Content starts

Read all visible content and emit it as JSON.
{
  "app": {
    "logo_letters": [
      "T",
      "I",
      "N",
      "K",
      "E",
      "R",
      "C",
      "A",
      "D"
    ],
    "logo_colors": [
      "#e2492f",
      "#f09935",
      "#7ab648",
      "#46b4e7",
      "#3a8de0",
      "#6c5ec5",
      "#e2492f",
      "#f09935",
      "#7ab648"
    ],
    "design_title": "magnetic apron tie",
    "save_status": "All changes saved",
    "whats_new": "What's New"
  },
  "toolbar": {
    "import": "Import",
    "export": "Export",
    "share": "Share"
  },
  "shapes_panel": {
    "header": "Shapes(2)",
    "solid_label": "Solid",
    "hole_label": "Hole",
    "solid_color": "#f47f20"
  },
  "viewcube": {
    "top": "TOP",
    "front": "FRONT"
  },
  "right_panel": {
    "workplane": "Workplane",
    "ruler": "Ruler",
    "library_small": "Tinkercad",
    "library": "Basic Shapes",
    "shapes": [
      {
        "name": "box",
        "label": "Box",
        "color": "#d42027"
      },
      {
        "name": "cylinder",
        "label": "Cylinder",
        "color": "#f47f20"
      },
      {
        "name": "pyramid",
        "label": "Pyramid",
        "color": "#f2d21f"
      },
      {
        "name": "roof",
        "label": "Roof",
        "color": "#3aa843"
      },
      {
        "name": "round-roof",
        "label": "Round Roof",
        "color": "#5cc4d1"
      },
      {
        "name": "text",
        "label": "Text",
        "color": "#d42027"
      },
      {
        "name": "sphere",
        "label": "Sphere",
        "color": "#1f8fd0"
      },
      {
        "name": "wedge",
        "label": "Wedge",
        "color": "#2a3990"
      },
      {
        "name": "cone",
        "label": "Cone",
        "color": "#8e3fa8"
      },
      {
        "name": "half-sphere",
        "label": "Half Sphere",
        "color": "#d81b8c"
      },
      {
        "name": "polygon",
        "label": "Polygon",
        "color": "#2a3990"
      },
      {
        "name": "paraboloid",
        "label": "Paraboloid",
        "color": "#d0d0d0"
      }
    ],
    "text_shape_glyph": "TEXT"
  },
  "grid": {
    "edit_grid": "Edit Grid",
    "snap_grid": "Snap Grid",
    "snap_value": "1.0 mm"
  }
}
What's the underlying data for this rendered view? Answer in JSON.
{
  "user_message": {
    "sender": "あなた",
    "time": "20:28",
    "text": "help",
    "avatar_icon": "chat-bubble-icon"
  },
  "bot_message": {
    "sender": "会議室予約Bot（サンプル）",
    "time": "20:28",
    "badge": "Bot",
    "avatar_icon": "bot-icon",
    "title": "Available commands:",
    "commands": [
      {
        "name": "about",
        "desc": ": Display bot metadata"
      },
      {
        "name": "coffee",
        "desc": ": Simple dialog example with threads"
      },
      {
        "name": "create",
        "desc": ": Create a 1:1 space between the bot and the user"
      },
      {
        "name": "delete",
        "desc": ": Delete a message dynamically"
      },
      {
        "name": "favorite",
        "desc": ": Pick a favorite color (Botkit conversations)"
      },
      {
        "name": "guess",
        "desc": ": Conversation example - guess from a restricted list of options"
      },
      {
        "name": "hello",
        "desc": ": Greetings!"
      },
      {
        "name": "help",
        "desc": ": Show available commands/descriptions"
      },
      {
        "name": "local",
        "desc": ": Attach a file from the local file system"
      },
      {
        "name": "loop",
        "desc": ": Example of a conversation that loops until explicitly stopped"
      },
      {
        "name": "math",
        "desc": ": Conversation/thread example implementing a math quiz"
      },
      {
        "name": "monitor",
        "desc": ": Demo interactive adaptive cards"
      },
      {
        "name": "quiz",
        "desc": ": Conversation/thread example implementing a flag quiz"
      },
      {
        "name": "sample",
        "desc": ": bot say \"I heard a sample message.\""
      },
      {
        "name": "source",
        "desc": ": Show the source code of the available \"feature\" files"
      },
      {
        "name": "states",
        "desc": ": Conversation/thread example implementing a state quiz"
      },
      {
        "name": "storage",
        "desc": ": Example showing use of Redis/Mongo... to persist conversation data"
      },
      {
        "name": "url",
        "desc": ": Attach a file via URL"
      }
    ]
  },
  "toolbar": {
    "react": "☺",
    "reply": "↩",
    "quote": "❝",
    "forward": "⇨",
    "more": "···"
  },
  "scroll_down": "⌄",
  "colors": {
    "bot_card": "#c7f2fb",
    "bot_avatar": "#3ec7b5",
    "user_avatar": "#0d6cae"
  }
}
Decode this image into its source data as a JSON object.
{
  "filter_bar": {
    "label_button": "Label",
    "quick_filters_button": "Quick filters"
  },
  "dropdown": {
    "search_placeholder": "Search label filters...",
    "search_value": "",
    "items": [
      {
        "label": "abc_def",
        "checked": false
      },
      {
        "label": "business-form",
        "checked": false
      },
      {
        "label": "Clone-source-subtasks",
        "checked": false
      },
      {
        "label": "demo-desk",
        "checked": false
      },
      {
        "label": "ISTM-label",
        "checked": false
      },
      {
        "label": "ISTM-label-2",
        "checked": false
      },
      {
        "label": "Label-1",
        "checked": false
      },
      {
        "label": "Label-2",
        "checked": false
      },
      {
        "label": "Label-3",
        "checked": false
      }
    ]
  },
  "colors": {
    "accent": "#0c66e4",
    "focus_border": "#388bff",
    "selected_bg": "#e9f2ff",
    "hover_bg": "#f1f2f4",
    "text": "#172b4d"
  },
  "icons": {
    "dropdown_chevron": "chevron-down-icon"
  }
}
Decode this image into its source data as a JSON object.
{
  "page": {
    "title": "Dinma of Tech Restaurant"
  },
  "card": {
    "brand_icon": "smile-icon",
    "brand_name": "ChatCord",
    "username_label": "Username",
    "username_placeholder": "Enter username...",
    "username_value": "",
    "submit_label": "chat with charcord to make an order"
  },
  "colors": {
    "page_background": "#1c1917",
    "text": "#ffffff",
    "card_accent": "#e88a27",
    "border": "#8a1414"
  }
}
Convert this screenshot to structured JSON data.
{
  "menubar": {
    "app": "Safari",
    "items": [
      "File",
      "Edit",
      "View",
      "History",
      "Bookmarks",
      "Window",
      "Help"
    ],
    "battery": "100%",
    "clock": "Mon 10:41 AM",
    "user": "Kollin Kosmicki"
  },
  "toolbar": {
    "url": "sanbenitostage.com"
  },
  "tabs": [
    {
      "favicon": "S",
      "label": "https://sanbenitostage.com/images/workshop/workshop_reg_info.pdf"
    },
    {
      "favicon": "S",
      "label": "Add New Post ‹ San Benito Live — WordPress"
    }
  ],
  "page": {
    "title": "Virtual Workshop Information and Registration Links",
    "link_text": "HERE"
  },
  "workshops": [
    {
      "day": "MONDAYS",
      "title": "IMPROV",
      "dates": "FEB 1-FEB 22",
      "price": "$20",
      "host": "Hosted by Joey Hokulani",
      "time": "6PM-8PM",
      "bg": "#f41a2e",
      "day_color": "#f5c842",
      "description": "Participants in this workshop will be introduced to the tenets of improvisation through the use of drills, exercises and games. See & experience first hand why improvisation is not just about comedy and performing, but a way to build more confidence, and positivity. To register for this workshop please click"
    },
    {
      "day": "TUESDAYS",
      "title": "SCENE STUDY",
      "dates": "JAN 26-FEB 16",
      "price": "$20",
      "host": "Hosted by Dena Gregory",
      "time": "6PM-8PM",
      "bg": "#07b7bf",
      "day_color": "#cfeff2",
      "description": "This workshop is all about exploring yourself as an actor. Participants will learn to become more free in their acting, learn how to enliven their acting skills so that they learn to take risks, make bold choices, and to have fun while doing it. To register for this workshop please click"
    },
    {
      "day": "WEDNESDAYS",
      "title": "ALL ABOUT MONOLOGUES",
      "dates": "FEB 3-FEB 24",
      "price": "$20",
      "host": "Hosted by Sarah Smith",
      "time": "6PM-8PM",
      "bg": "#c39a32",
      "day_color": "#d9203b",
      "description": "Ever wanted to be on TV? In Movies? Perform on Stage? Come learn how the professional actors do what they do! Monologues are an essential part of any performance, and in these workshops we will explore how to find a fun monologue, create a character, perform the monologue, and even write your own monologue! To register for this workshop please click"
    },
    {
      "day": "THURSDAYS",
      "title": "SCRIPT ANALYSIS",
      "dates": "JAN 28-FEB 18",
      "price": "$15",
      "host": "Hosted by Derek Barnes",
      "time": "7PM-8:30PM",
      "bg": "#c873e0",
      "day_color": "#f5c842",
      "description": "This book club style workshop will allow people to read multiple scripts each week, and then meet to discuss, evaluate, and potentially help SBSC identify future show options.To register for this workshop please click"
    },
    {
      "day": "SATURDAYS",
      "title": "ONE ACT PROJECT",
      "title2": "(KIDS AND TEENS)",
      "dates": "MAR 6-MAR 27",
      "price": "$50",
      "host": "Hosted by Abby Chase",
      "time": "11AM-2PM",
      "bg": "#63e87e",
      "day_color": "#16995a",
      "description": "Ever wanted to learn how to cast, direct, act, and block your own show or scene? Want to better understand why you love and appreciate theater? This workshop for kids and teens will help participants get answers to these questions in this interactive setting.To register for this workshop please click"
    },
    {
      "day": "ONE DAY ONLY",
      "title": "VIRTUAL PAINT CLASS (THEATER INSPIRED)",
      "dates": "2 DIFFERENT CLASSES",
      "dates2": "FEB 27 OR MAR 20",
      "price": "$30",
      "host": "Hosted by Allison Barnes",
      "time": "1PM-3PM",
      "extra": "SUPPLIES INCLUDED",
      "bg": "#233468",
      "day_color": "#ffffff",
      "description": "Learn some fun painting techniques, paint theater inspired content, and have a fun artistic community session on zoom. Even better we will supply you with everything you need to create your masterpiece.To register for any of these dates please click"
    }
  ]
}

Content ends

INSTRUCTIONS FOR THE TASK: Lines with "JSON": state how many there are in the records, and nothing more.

OUTPUT BELOW: 5